----- EXCERPTED DATA -----
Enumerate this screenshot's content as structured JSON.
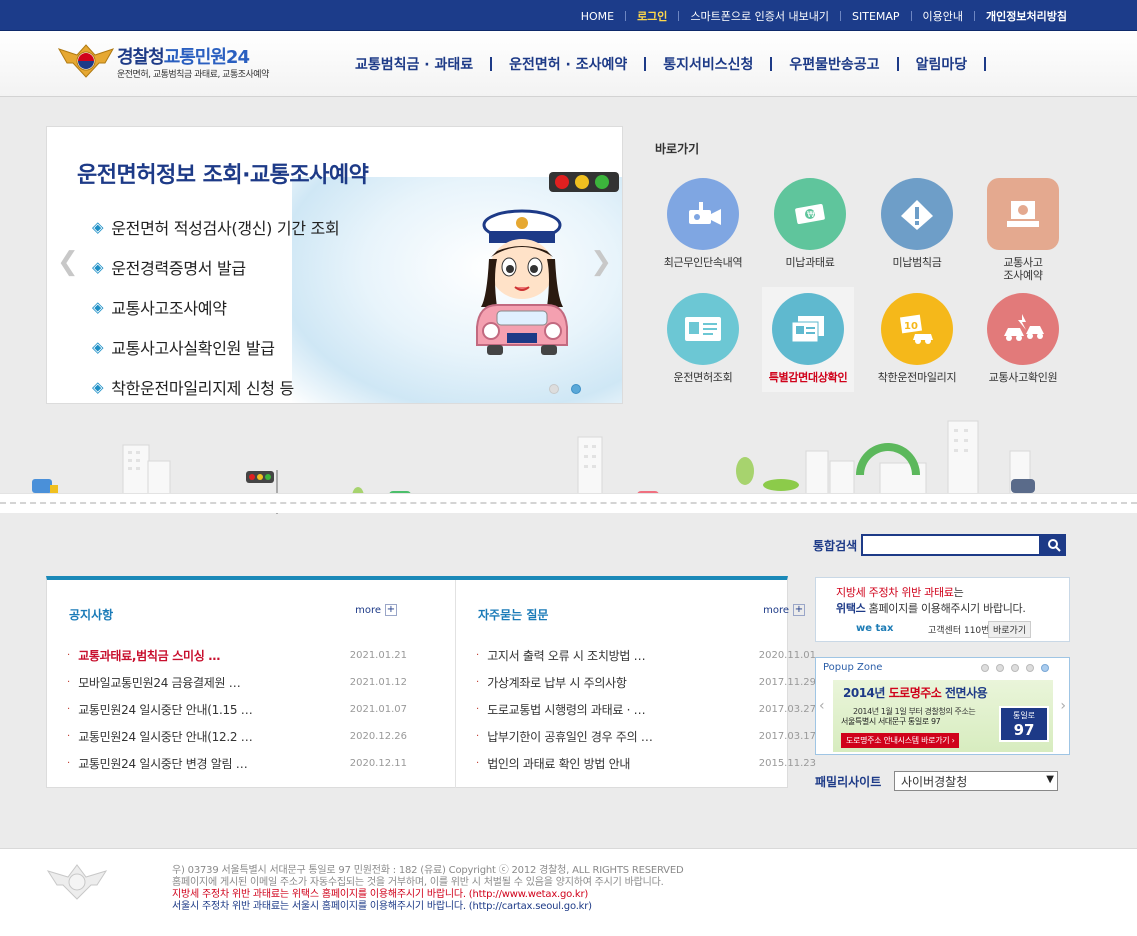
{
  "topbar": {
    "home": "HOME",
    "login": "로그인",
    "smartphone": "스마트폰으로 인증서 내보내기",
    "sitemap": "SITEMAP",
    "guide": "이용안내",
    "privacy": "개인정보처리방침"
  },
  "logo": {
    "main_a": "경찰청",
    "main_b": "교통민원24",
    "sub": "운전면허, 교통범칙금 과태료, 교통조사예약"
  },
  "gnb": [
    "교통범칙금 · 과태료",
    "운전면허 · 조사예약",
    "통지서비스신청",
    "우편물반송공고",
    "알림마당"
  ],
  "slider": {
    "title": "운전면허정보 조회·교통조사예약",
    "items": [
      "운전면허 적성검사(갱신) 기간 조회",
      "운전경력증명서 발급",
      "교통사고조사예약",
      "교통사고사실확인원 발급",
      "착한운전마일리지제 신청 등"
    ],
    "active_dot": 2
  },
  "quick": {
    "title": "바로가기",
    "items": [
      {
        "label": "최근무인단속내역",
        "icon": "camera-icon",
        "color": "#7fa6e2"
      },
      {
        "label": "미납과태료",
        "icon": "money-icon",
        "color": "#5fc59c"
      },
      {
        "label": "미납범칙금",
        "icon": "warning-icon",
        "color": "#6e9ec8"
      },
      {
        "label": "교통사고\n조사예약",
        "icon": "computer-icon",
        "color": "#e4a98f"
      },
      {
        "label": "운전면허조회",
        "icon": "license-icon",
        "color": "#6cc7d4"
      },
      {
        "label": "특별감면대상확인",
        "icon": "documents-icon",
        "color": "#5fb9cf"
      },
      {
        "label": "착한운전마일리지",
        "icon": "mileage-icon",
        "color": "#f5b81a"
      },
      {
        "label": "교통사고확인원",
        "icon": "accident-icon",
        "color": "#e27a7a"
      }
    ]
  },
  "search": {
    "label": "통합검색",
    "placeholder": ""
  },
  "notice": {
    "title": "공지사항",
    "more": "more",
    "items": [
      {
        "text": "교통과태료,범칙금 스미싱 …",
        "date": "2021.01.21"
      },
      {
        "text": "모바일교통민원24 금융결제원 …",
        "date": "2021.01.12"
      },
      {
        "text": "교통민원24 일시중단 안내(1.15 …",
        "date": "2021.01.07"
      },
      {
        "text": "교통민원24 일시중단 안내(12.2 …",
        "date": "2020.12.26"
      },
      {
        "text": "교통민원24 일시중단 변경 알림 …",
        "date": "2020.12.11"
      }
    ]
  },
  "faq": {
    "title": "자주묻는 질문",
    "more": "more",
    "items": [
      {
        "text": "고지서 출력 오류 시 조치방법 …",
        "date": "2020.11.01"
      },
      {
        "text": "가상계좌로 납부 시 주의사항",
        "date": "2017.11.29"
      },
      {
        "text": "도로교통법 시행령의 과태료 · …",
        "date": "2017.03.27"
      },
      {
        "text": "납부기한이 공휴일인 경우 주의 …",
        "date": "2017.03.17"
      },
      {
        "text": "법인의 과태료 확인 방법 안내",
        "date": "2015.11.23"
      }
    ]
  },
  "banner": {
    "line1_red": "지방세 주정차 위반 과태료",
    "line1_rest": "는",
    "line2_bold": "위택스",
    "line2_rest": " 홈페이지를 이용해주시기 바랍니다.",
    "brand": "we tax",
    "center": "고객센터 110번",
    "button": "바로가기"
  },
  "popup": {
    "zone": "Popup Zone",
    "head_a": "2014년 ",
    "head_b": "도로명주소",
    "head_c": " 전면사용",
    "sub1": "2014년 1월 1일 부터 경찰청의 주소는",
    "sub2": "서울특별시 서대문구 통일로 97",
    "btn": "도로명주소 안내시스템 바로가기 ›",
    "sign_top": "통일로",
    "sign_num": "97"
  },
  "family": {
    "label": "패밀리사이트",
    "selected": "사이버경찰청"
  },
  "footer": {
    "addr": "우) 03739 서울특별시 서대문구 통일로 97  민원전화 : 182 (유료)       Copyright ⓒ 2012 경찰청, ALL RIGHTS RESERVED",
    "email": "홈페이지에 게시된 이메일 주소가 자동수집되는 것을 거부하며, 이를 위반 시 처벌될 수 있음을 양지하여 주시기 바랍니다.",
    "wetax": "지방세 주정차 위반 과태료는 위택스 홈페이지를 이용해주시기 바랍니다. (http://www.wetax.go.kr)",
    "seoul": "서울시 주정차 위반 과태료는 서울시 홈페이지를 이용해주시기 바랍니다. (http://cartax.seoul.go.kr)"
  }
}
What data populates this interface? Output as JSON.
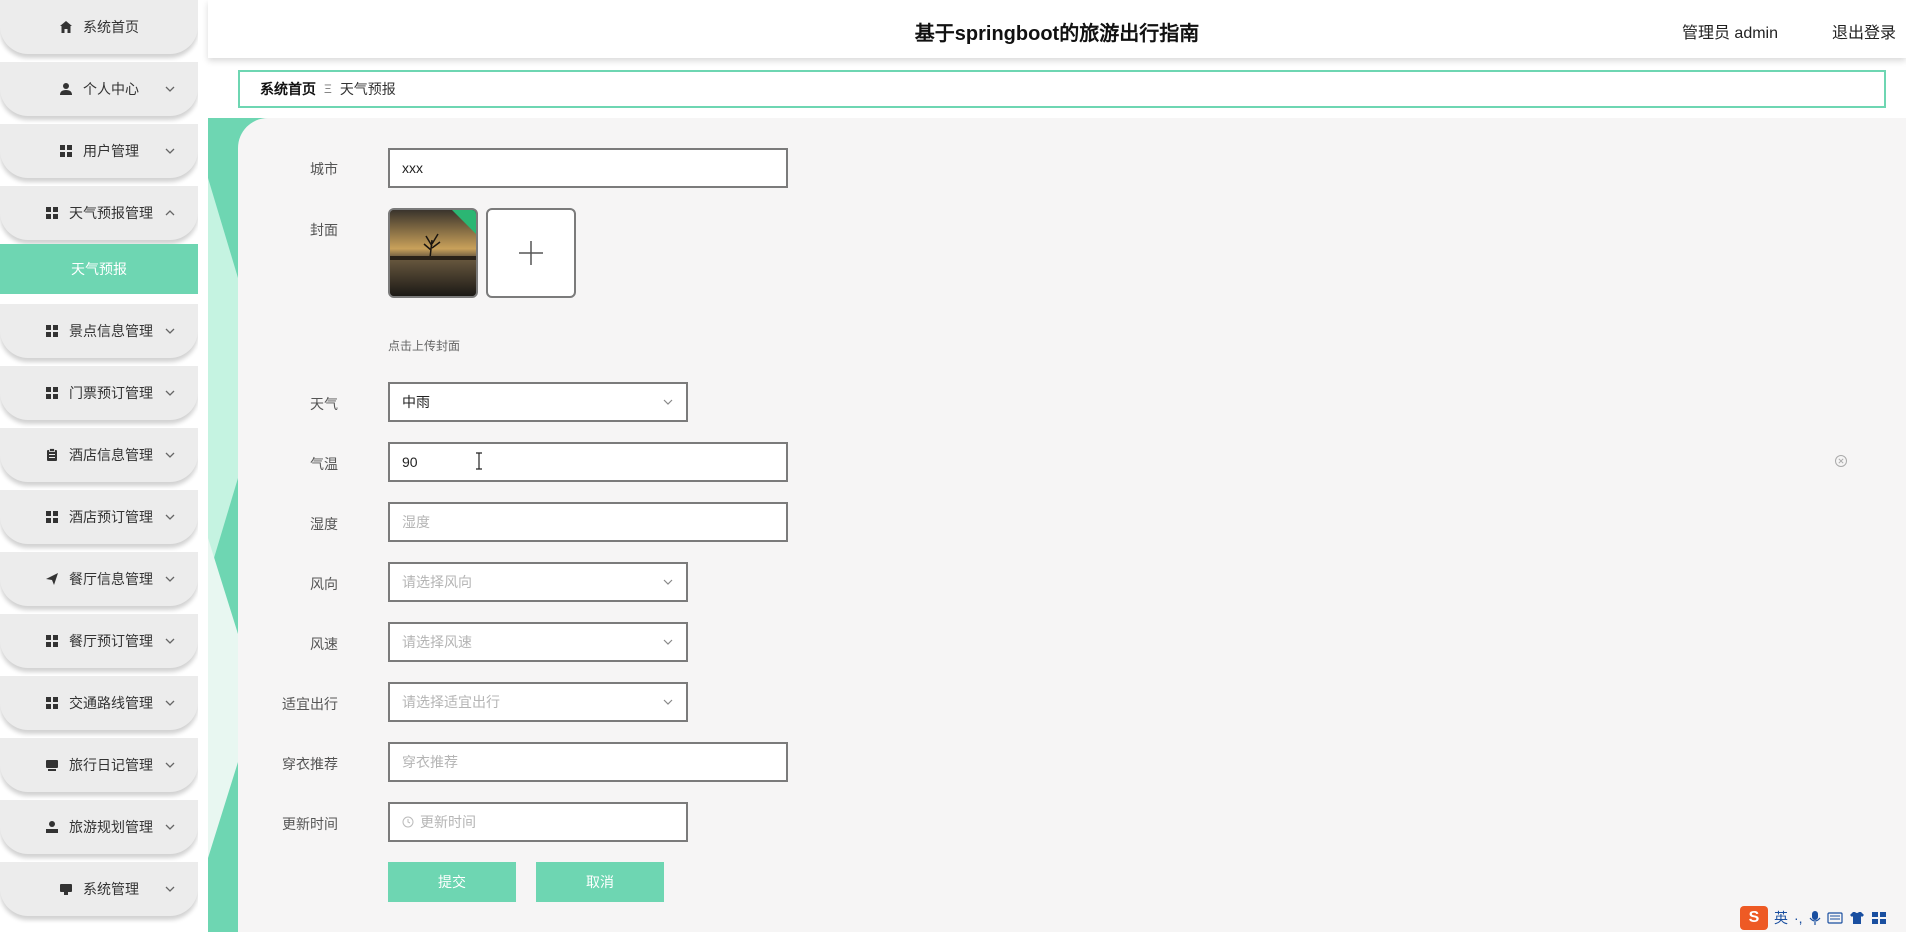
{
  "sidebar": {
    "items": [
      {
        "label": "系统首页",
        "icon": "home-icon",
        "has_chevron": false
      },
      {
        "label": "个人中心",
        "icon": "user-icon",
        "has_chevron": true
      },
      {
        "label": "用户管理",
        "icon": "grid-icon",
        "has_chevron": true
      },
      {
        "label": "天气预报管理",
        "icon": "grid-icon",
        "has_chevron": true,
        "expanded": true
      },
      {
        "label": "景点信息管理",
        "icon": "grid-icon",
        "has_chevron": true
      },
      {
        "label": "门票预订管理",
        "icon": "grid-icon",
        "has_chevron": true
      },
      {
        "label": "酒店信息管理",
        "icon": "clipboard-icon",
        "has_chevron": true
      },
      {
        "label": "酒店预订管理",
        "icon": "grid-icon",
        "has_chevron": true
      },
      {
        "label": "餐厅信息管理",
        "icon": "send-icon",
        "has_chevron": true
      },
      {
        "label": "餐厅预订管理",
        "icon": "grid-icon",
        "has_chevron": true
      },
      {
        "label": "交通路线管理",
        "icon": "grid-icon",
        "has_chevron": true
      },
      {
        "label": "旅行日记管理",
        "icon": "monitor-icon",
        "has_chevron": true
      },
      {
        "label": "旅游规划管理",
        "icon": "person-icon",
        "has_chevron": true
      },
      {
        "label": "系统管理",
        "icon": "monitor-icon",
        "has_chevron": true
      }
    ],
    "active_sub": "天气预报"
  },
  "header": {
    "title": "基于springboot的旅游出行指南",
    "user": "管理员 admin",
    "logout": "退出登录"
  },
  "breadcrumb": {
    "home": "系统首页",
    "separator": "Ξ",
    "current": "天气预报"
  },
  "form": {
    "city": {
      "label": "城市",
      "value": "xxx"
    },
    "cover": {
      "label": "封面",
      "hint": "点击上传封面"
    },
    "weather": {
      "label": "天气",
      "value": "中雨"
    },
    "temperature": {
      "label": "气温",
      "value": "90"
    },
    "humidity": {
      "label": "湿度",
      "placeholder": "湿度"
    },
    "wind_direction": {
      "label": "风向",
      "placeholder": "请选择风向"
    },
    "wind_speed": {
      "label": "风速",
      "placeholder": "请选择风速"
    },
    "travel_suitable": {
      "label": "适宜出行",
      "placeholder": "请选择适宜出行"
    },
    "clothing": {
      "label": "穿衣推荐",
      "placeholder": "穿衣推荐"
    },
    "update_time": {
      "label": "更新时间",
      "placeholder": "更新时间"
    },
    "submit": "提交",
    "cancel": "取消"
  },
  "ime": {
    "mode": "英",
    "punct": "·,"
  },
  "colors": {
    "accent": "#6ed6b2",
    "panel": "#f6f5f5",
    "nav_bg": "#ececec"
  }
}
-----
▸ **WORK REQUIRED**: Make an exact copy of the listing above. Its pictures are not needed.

▸ **WRITTEN RESPONSE**:
Enumerate this screenshot's content as structured JSON.
{
  "topbar": {
    "home": "HOME",
    "login": "로그인",
    "smartphone": "스마트폰으로 인증서 내보내기",
    "sitemap": "SITEMAP",
    "guide": "이용안내",
    "privacy": "개인정보처리방침"
  },
  "logo": {
    "main_a": "경찰청",
    "main_b": "교통민원24",
    "sub": "운전면허, 교통범칙금 과태료, 교통조사예약"
  },
  "gnb": [
    "교통범칙금 · 과태료",
    "운전면허 · 조사예약",
    "통지서비스신청",
    "우편물반송공고",
    "알림마당"
  ],
  "slider": {
    "title": "운전면허정보 조회·교통조사예약",
    "items": [
      "운전면허 적성검사(갱신) 기간 조회",
      "운전경력증명서 발급",
      "교통사고조사예약",
      "교통사고사실확인원 발급",
      "착한운전마일리지제 신청 등"
    ],
    "active_dot": 2
  },
  "quick": {
    "title": "바로가기",
    "items": [
      {
        "label": "최근무인단속내역",
        "icon": "camera-icon",
        "color": "#7fa6e2"
      },
      {
        "label": "미납과태료",
        "icon": "money-icon",
        "color": "#5fc59c"
      },
      {
        "label": "미납범칙금",
        "icon": "warning-icon",
        "color": "#6e9ec8"
      },
      {
        "label": "교통사고\n조사예약",
        "icon": "computer-icon",
        "color": "#e4a98f"
      },
      {
        "label": "운전면허조회",
        "icon": "license-icon",
        "color": "#6cc7d4"
      },
      {
        "label": "특별감면대상확인",
        "icon": "documents-icon",
        "color": "#5fb9cf"
      },
      {
        "label": "착한운전마일리지",
        "icon": "mileage-icon",
        "color": "#f5b81a"
      },
      {
        "label": "교통사고확인원",
        "icon": "accident-icon",
        "color": "#e27a7a"
      }
    ]
  },
  "search": {
    "label": "통합검색",
    "placeholder": ""
  },
  "notice": {
    "title": "공지사항",
    "more": "more",
    "items": [
      {
        "text": "교통과태료,범칙금 스미싱 …",
        "date": "2021.01.21"
      },
      {
        "text": "모바일교통민원24 금융결제원 …",
        "date": "2021.01.12"
      },
      {
        "text": "교통민원24 일시중단 안내(1.15 …",
        "date": "2021.01.07"
      },
      {
        "text": "교통민원24 일시중단 안내(12.2 …",
        "date": "2020.12.26"
      },
      {
        "text": "교통민원24 일시중단 변경 알림 …",
        "date": "2020.12.11"
      }
    ]
  },
  "faq": {
    "title": "자주묻는 질문",
    "more": "more",
    "items": [
      {
        "text": "고지서 출력 오류 시 조치방법 …",
        "date": "2020.11.01"
      },
      {
        "text": "가상계좌로 납부 시 주의사항",
        "date": "2017.11.29"
      },
      {
        "text": "도로교통법 시행령의 과태료 · …",
        "date": "2017.03.27"
      },
      {
        "text": "납부기한이 공휴일인 경우 주의 …",
        "date": "2017.03.17"
      },
      {
        "text": "법인의 과태료 확인 방법 안내",
        "date": "2015.11.23"
      }
    ]
  },
  "banner": {
    "line1_red": "지방세 주정차 위반 과태료",
    "line1_rest": "는",
    "line2_bold": "위택스",
    "line2_rest": " 홈페이지를 이용해주시기 바랍니다.",
    "brand": "we tax",
    "center": "고객센터 110번",
    "button": "바로가기"
  },
  "popup": {
    "zone": "Popup Zone",
    "head_a": "2014년 ",
    "head_b": "도로명주소",
    "head_c": " 전면사용",
    "sub1": "2014년 1월 1일 부터 경찰청의 주소는",
    "sub2": "서울특별시 서대문구 통일로 97",
    "btn": "도로명주소 안내시스템 바로가기 ›",
    "sign_top": "통일로",
    "sign_num": "97"
  },
  "family": {
    "label": "패밀리사이트",
    "selected": "사이버경찰청"
  },
  "footer": {
    "addr": "우) 03739 서울특별시 서대문구 통일로 97  민원전화 : 182 (유료)       Copyright ⓒ 2012 경찰청, ALL RIGHTS RESERVED",
    "email": "홈페이지에 게시된 이메일 주소가 자동수집되는 것을 거부하며, 이를 위반 시 처벌될 수 있음을 양지하여 주시기 바랍니다.",
    "wetax": "지방세 주정차 위반 과태료는 위택스 홈페이지를 이용해주시기 바랍니다. (http://www.wetax.go.kr)",
    "seoul": "서울시 주정차 위반 과태료는 서울시 홈페이지를 이용해주시기 바랍니다. (http://cartax.seoul.go.kr)"
  }
}
What data populates this interface? Output as JSON.
{
  "sidebar": {
    "items": [
      {
        "label": "系统首页",
        "icon": "home-icon",
        "has_chevron": false
      },
      {
        "label": "个人中心",
        "icon": "user-icon",
        "has_chevron": true
      },
      {
        "label": "用户管理",
        "icon": "grid-icon",
        "has_chevron": true
      },
      {
        "label": "天气预报管理",
        "icon": "grid-icon",
        "has_chevron": true,
        "expanded": true
      },
      {
        "label": "景点信息管理",
        "icon": "grid-icon",
        "has_chevron": true
      },
      {
        "label": "门票预订管理",
        "icon": "grid-icon",
        "has_chevron": true
      },
      {
        "label": "酒店信息管理",
        "icon": "clipboard-icon",
        "has_chevron": true
      },
      {
        "label": "酒店预订管理",
        "icon": "grid-icon",
        "has_chevron": true
      },
      {
        "label": "餐厅信息管理",
        "icon": "send-icon",
        "has_chevron": true
      },
      {
        "label": "餐厅预订管理",
        "icon": "grid-icon",
        "has_chevron": true
      },
      {
        "label": "交通路线管理",
        "icon": "grid-icon",
        "has_chevron": true
      },
      {
        "label": "旅行日记管理",
        "icon": "monitor-icon",
        "has_chevron": true
      },
      {
        "label": "旅游规划管理",
        "icon": "person-icon",
        "has_chevron": true
      },
      {
        "label": "系统管理",
        "icon": "monitor-icon",
        "has_chevron": true
      }
    ],
    "active_sub": "天气预报"
  },
  "header": {
    "title": "基于springboot的旅游出行指南",
    "user": "管理员 admin",
    "logout": "退出登录"
  },
  "breadcrumb": {
    "home": "系统首页",
    "separator": "Ξ",
    "current": "天气预报"
  },
  "form": {
    "city": {
      "label": "城市",
      "value": "xxx"
    },
    "cover": {
      "label": "封面",
      "hint": "点击上传封面"
    },
    "weather": {
      "label": "天气",
      "value": "中雨"
    },
    "temperature": {
      "label": "气温",
      "value": "90"
    },
    "humidity": {
      "label": "湿度",
      "placeholder": "湿度"
    },
    "wind_direction": {
      "label": "风向",
      "placeholder": "请选择风向"
    },
    "wind_speed": {
      "label": "风速",
      "placeholder": "请选择风速"
    },
    "travel_suitable": {
      "label": "适宜出行",
      "placeholder": "请选择适宜出行"
    },
    "clothing": {
      "label": "穿衣推荐",
      "placeholder": "穿衣推荐"
    },
    "update_time": {
      "label": "更新时间",
      "placeholder": "更新时间"
    },
    "submit": "提交",
    "cancel": "取消"
  },
  "ime": {
    "mode": "英",
    "punct": "·,"
  },
  "colors": {
    "accent": "#6ed6b2",
    "panel": "#f6f5f5",
    "nav_bg": "#ececec"
  }
}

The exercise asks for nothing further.